While the lump on her skull only appeared a few months ago, doctors have told Jorgia that she has probably had the disease for several years.

"I had migraines on and off for a while, that could have been the link," she explained.

"They told me if it wasn't caught now, the hole in my skull would have penetrated to my brain."

Now, the brave mum is awaiting more scans to see if the cancer has spread to other parts of her body.

Even if she does miraculously get the 'all clear', the nature of the disease means that relief is likely temporary.

"I've been told it's bound to come back, so I'll need to get follow up scans every year," she said.

Jorgia has a long road ahead of her.
Jorgia has a long road ahead of her.

- Josephine Agostino is a journalist and freelancer who writes for Kidspot, Australia's leading parenting site
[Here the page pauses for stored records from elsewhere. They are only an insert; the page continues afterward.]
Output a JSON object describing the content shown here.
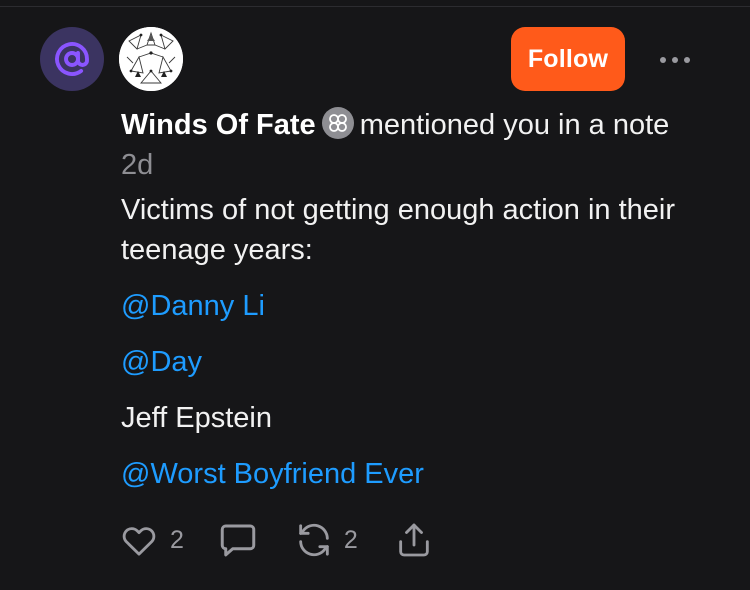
{
  "notification": {
    "author": "Winds Of Fate",
    "action_text": "mentioned you in a note",
    "time": "2d",
    "follow_label": "Follow"
  },
  "note": {
    "paragraphs": [
      {
        "text": "Victims of not getting enough action in their teenage years:",
        "is_mention": false
      },
      {
        "text": "@Danny Li",
        "is_mention": true
      },
      {
        "text": "@Day",
        "is_mention": true
      },
      {
        "text": "Jeff Epstein",
        "is_mention": false
      },
      {
        "text": "@Worst Boyfriend Ever",
        "is_mention": true
      }
    ]
  },
  "actions": {
    "like_count": "2",
    "restack_count": "2"
  },
  "icons": {
    "mention": "at-sign-icon",
    "badge": "flower-badge-icon",
    "more": "ellipsis-icon",
    "like": "heart-icon",
    "comment": "comment-bubble-icon",
    "restack": "restack-icon",
    "share": "share-icon"
  },
  "colors": {
    "background": "#161618",
    "accent": "#ff5a1a",
    "link": "#1e9cff",
    "muted": "#8e8e93",
    "mention_badge_bg": "#3b3461",
    "mention_icon": "#8a55ff"
  }
}
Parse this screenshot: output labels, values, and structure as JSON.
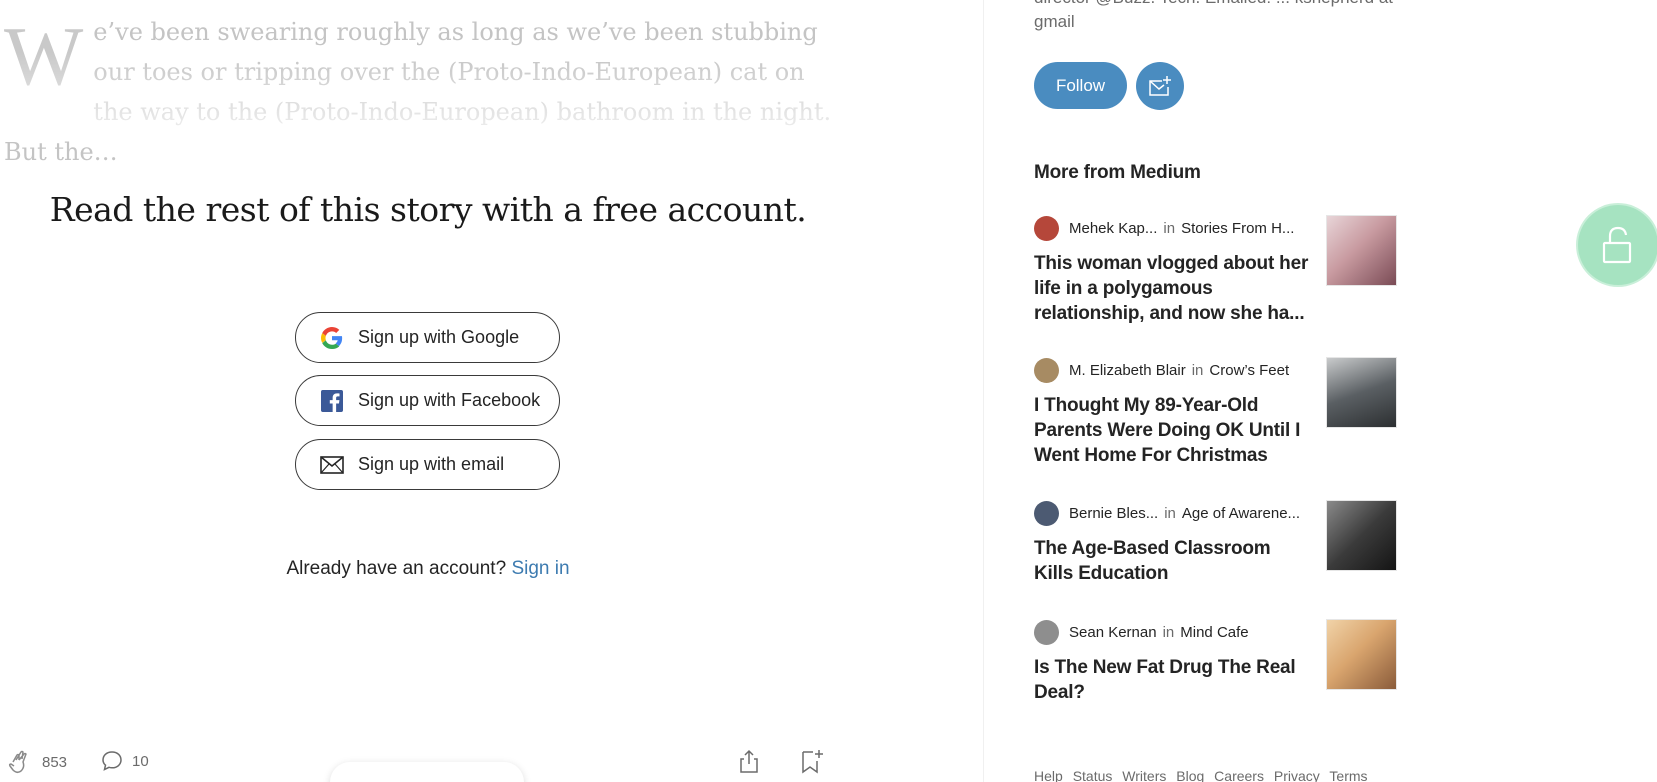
{
  "excerpt": {
    "dropcap": "W",
    "text": "e’ve been swearing roughly as long as we’ve been stubbing our toes or tripping over the (Proto-Indo-European) cat on the way to the (Proto-Indo-European) bathroom in the night. But the…"
  },
  "paywall": {
    "title": "Read the rest of this story with a free account.",
    "google_label": "Sign up with Google",
    "facebook_label": "Sign up with Facebook",
    "email_label": "Sign up with email",
    "already_text": "Already have an account?",
    "signin_label": "Sign in"
  },
  "actions": {
    "claps": "853",
    "comments": "10"
  },
  "sidebar": {
    "bio_tail": "director @Buzz. Tech. Emailed: ... kshepherd at gmail",
    "follow_label": "Follow",
    "more_title": "More from Medium",
    "stories": [
      {
        "author": "Mehek Kap...",
        "in": "in",
        "publication": "Stories From H...",
        "title": "This woman vlogged about her life in a polygamous relationship, and now she ha...",
        "avatar_color": "#b5473a",
        "thumb_color": "#c89aa0"
      },
      {
        "author": "M. Elizabeth Blair",
        "in": "in",
        "publication": "Crow’s Feet",
        "title": "I Thought My 89-Year-Old Parents Were Doing OK Until I Went Home For Christmas",
        "avatar_color": "#a78b63",
        "thumb_color": "#5a5f63"
      },
      {
        "author": "Bernie Bles...",
        "in": "in",
        "publication": "Age of Awarene...",
        "title": "The Age-Based Classroom Kills Education",
        "avatar_color": "#4c5a72",
        "thumb_color": "#3b3b3b"
      },
      {
        "author": "Sean Kernan",
        "in": "in",
        "publication": "Mind Cafe",
        "title": "Is The New Fat Drug The Real Deal?",
        "avatar_color": "#8e8e8e",
        "thumb_color": "#d9a56e"
      }
    ],
    "footer": [
      "Help",
      "Status",
      "Writers",
      "Blog",
      "Careers",
      "Privacy",
      "Terms"
    ]
  },
  "colors": {
    "accent": "#4a8cc0",
    "link": "#3d7bb0",
    "unlock_fab": "#a6e3c1"
  },
  "icons": {
    "google": "google-icon",
    "facebook": "facebook-icon",
    "email": "mail-icon",
    "clap": "clap-icon",
    "comment": "comment-icon",
    "share": "share-icon",
    "bookmark": "bookmark-add-icon",
    "subscribe": "mail-plus-icon",
    "unlock": "unlock-icon"
  }
}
- This story originally appeared on kidspot.com.au and is reproduced here with permission

Jorgia post-operation.
Jorgia post-operation.